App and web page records
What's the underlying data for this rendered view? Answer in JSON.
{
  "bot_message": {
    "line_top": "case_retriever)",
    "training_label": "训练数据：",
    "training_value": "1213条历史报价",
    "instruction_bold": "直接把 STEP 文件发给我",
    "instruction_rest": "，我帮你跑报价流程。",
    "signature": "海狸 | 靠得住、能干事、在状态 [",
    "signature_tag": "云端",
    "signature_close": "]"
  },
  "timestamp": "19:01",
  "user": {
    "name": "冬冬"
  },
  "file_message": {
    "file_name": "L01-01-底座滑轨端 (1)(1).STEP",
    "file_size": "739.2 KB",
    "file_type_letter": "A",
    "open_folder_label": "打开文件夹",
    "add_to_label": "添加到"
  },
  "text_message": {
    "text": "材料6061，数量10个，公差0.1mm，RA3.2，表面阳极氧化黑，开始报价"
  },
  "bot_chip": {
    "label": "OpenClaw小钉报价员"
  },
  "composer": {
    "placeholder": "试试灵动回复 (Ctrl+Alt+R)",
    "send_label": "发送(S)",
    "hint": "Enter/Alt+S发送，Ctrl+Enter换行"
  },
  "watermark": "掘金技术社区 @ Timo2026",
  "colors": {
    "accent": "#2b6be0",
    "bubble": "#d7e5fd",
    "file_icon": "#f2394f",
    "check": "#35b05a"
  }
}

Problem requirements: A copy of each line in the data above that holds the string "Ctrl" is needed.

Task result:
    "placeholder": "试试灵动回复 (Ctrl+Alt+R)",
    "hint": "Enter/Alt+S发送，Ctrl+Enter换行"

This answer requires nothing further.